Spain’s economy leads the way as the Eurozone begins to fight back
By Liam Sheasby, News Editor
01 May 2019
Pedro Sánchez: Spain's Prime Minister and leader of Partido Socialista Obrero Español (Spanish Socialist Worker's Party)
The Spanish economy has reported a 0.7% growth in GDP this week; up from the previous quarter’s growth of 0.6% and with twice as much economic growth as neighbouring France.
The news is timely for Prime Minister Pedro Sanchez and his Socialist Party, having just won the largest number of seats in the Spanish election but still being short of a majority. The positive economic figures could be enough to tempt uncertain rival parties into a coalition to break the hung parliament.
The Eurozone also posted improved figures with 0.4% GDP growth across the region; up from 0.2% in the fourth quarter of 2018. Italy was the surprise package of the 19-nation bunch, with 0.2% GDP growth bringing the beleaguered country back from its third recession in a decade.
The figures for Q1 2019 were reported by the Instituto Nacional de Estadística de España (National Statistics Institute of Spain) as shown by the chart below:
CNTR. Avance Trimestre 1/2019. El #PIB español registra un crecimiento del 0,7% en el primer trimestre de 2019 respecto al trimestre anterior en términos de volumen. Nota de prensa: https://t.co/sL9fzHACEJ Más resultados: https://t.co/vWvQIJ1vju #INE #economía pic.twitter.com/QcbpFJ1Fkb— INE España (@es_INE) April 30, 2019
The data also shows that Spain’s economy grew 2.4% faster in the first quarter of this year compared to the same period last year, with Bloomberg describing the gains as unexpected. Spain has now grown consistently since 2013.

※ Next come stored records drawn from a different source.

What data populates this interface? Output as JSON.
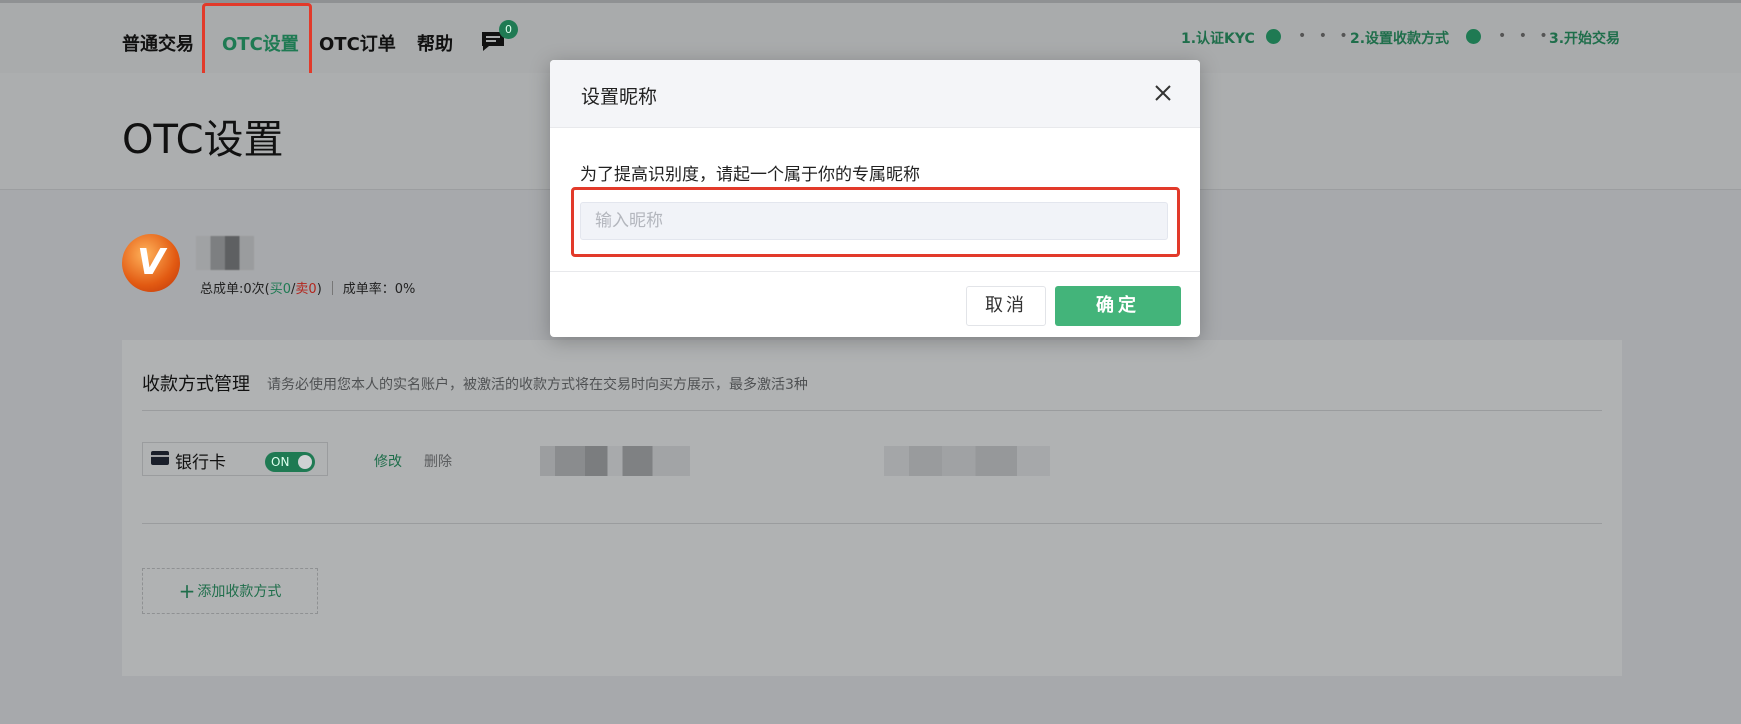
{
  "nav": {
    "items": [
      "普通交易",
      "OTC设置",
      "OTC订单",
      "帮助"
    ],
    "active_index": 1,
    "message_count": "0"
  },
  "steps": {
    "step1": "1.认证KYC",
    "step2": "2.设置收款方式",
    "step3": "3.开始交易",
    "separator": "• • •"
  },
  "page": {
    "title": "OTC设置",
    "avatar_letter": "V",
    "stats_prefix": "总成单:0次(",
    "stats_buy": "买0",
    "stats_slash": "/",
    "stats_sell": "卖0",
    "stats_suffix": ")",
    "rate": "成单率：0%"
  },
  "payment": {
    "title": "收款方式管理",
    "hint": "请务必使用您本人的实名账户，被激活的收款方式将在交易时向买方展示，最多激活3种",
    "method_label": "银行卡",
    "toggle_label": "ON",
    "edit_label": "修改",
    "delete_label": "删除",
    "add_label": "添加收款方式"
  },
  "modal": {
    "title": "设置昵称",
    "description": "为了提高识别度，请起一个属于你的专属昵称",
    "input_placeholder": "输入昵称",
    "input_value": "",
    "cancel_label": "取消",
    "confirm_label": "确定"
  },
  "colors": {
    "accent": "#43b47a",
    "highlight": "#e23a2a"
  },
  "icons": {
    "message": "chat-bubble-icon",
    "close": "close-icon",
    "card": "bank-card-icon",
    "add": "plus-icon"
  }
}
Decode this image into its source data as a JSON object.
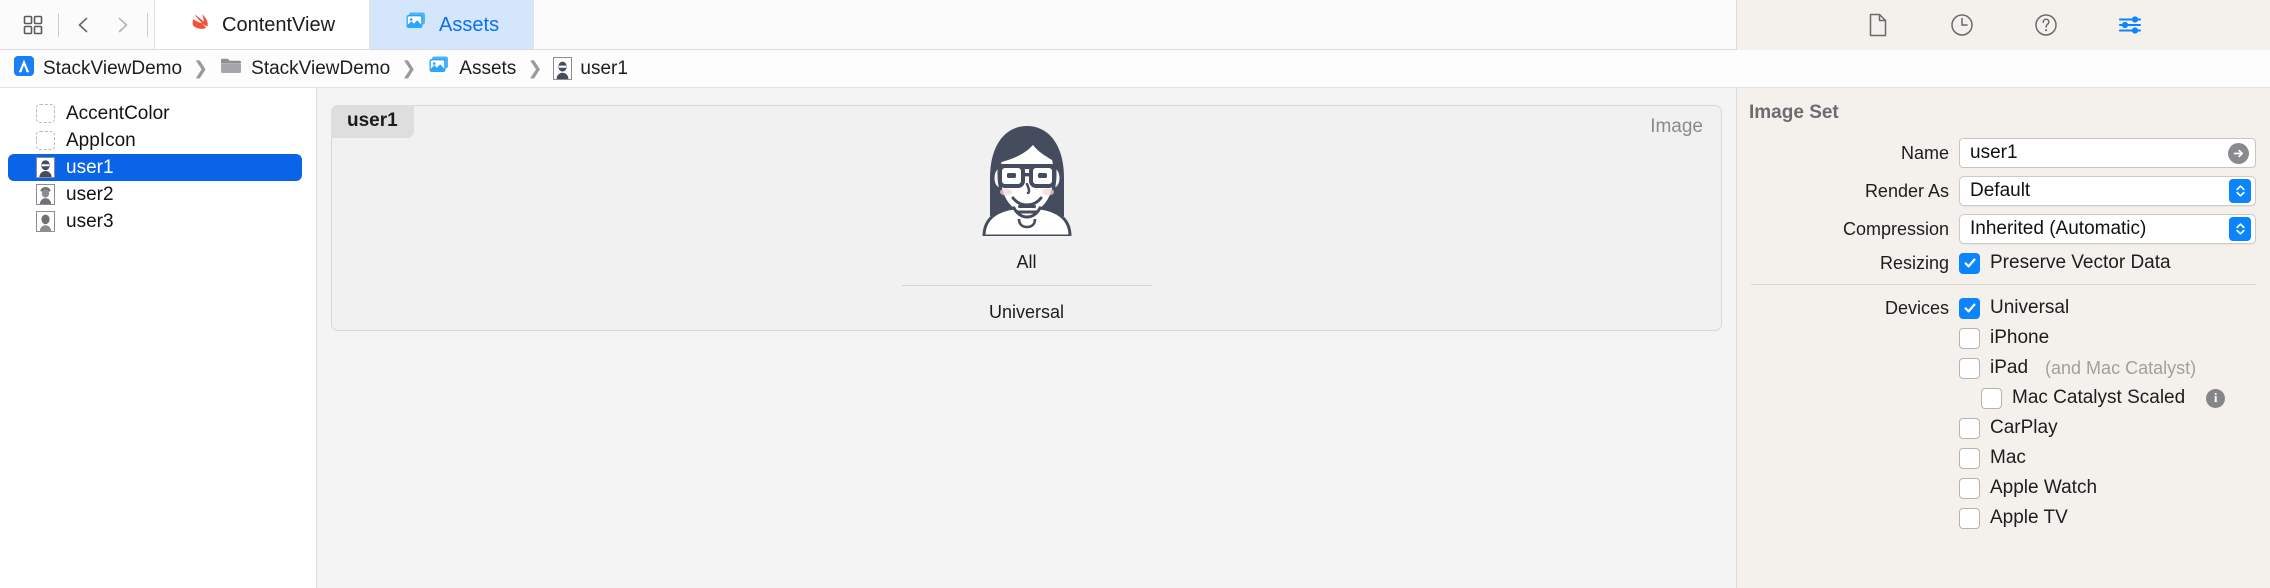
{
  "window": {
    "tabs": [
      {
        "label": "ContentView",
        "icon": "swift-file-icon",
        "active": false
      },
      {
        "label": "Assets",
        "icon": "assets-catalog-icon",
        "active": true
      }
    ],
    "toolbar_left_icons": [
      "grid-navigator-icon",
      "back-chevron-icon",
      "forward-chevron-icon"
    ],
    "toolbar_right_icons": [
      "compare-versions-icon",
      "more-options-icon",
      "toggle-inspector-icon"
    ],
    "inspector_tab_icons": [
      "file-inspector-icon",
      "history-inspector-icon",
      "quick-help-icon",
      "attributes-inspector-icon"
    ]
  },
  "breadcrumb": [
    {
      "label": "StackViewDemo",
      "icon": "xcode-project-icon"
    },
    {
      "label": "StackViewDemo",
      "icon": "folder-icon"
    },
    {
      "label": "Assets",
      "icon": "assets-catalog-icon"
    },
    {
      "label": "user1",
      "icon": "image-set-icon"
    }
  ],
  "breadcrumb_separator": "❯",
  "sidebar": {
    "items": [
      {
        "label": "AccentColor",
        "icon": "color-set-placeholder-icon",
        "selected": false
      },
      {
        "label": "AppIcon",
        "icon": "app-icon-placeholder-icon",
        "selected": false
      },
      {
        "label": "user1",
        "icon": "image-set-thumbnail-icon",
        "selected": true
      },
      {
        "label": "user2",
        "icon": "image-set-thumbnail-icon",
        "selected": false
      },
      {
        "label": "user3",
        "icon": "image-set-thumbnail-icon",
        "selected": false
      }
    ]
  },
  "canvas": {
    "card_title": "user1",
    "card_kind": "Image",
    "slot_caption": "All",
    "slot_sub": "Universal",
    "slot_image": "female-avatar-with-glasses"
  },
  "inspector": {
    "title": "Image Set",
    "name": {
      "label": "Name",
      "value": "user1",
      "action_icon": "arrow-right-circle-icon"
    },
    "render_as": {
      "label": "Render As",
      "value": "Default"
    },
    "compression": {
      "label": "Compression",
      "value": "Inherited (Automatic)"
    },
    "resizing": {
      "label": "Resizing",
      "option": "Preserve Vector Data",
      "checked": true
    },
    "devices": {
      "label": "Devices",
      "options": [
        {
          "label": "Universal",
          "checked": true,
          "note": "",
          "indent": false,
          "info": false
        },
        {
          "label": "iPhone",
          "checked": false,
          "note": "",
          "indent": false,
          "info": false
        },
        {
          "label": "iPad",
          "checked": false,
          "note": "(and Mac Catalyst)",
          "indent": false,
          "info": false
        },
        {
          "label": "Mac Catalyst Scaled",
          "checked": false,
          "note": "",
          "indent": true,
          "info": true
        },
        {
          "label": "CarPlay",
          "checked": false,
          "note": "",
          "indent": false,
          "info": false
        },
        {
          "label": "Mac",
          "checked": false,
          "note": "",
          "indent": false,
          "info": false
        },
        {
          "label": "Apple Watch",
          "checked": false,
          "note": "",
          "indent": false,
          "info": false
        },
        {
          "label": "Apple TV",
          "checked": false,
          "note": "",
          "indent": false,
          "info": false
        }
      ]
    }
  },
  "colors": {
    "accent_blue": "#0a84ff",
    "selection_blue": "#0a64e8",
    "active_tab_bg": "#d3e6fb",
    "inspector_bg": "#f4f0ec",
    "canvas_bg": "#f4f4f4"
  }
}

The 0.7% growth realised in Q1 means that Spain’s economy has outperformed the Eurozone average for the past five quarters, with higher wages helping to stimulate consumer spending. The Spanish government – led by the re-elected Pedro Sanchez – estimates that Spain will achieve 2.2% overall growth this year.
One big concern is that Spain’s unemployment has risen again though – up from 13.9% in February to 14.7%. This comes off the back of nearly 600,000 jobs created in the last year; a figure not seen since before the financial crisis back in 2007.
It is perhaps the talk of uncertainty surrounding the re-elected Socialist government and their need to form a coalition, combined with the sudden rise in unemployment, that prompted Spain’s Antena3 (their equivalent of ITV) to run a feature on gold in their show Espejo Público (Public Mirror). The segment reported how gold demand in Spain was up around 50%, though without citation on their figures. Our sister website, Inversoro.es, has reported a rise in registrations, enquiries and orders in the past fortnight however, suggesting that appetite for physical gold is indeed rising in Spain – even if it’s not by the figure suggested in the Spanish media.